Warner RD; Dorn CR; Blakeslee JR; Gerken DF; Gordon JC; Angrick EJ
Contact Dermatitis 1988 Aug; 19(2):98-108
The possibility that zinc supplementation, with zinc-sulfate in drinking water, during nickel (7440020) (Ni) sensitization and challenge effects nickel induced allergic contact dermatitis in female Hartley-guinea-pigs was investigated. A comparison was made of in-vitro lymphocyte transformation test responses with in-vivo intradermal hypersensitivity test responses in Ni exposed and nonexposed guinea-pigs. A significant affect on lymphocyte response, as measured in the lymphocyte transformation test, was noted when animals received zinc supplementation in the drinking water from 4 weeks prior to nickel exposures through the period of challenge. Oral intake of zinc-sulfate at 250 micrograms/milliliter (microg/ml) and 500microg/ml significantly lowered stimulation indices (SIs) from control levels. No significant correlation was noted between intradermal test responses and the SI values of individual guinea-pigs exposed to nickel-sulfate. No statistically different concentrations of zinc were found in the skin or whole blood for zinc supplemented groups or between nickel sensitive and nonsensitive animals within the groups.
NIOSH-Publication; NIOSH-Grant; Dermatitis; Laboratory-animals; Skin-exposure; Allergic-dermatitis; Allergic-reactions; Nickel-compounds; Contact-dermatitis; Author Keywords: allergy; dermatitis; nickel; zinc; lymphocyte transformation test; guinea pig maximization test; blocking effect; dietary supplementation
Veterinary Preventive Medicine Ohio State University 1900 Coffey Road Columbus, Ohio 43210
Issue of Publication
Ohio State University, Columbus, Ohio

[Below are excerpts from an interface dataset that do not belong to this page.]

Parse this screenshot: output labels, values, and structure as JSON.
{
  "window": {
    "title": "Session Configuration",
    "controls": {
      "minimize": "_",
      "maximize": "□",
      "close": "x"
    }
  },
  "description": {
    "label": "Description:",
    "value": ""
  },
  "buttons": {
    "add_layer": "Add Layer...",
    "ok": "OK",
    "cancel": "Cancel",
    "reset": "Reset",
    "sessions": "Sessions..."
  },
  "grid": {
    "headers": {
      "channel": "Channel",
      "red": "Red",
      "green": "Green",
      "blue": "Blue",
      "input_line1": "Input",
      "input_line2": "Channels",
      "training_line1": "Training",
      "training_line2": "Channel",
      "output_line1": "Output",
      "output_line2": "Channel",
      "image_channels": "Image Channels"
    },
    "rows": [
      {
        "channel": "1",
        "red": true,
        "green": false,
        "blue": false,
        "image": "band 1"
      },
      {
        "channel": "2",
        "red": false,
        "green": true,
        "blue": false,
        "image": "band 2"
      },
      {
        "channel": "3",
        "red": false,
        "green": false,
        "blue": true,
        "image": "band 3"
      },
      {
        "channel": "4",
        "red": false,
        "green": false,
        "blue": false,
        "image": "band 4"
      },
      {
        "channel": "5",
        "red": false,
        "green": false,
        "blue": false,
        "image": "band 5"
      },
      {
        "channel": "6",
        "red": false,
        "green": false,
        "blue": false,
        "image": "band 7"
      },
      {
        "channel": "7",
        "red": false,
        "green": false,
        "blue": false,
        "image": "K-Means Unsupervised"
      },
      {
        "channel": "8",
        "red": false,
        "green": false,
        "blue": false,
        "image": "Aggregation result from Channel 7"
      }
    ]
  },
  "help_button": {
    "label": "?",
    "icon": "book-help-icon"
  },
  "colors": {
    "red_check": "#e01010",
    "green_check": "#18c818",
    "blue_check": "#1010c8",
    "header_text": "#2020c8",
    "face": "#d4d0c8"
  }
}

Page last reviewed: September 2, 2020
Content source: National Institute for Occupational Safety and Health Education and Information Division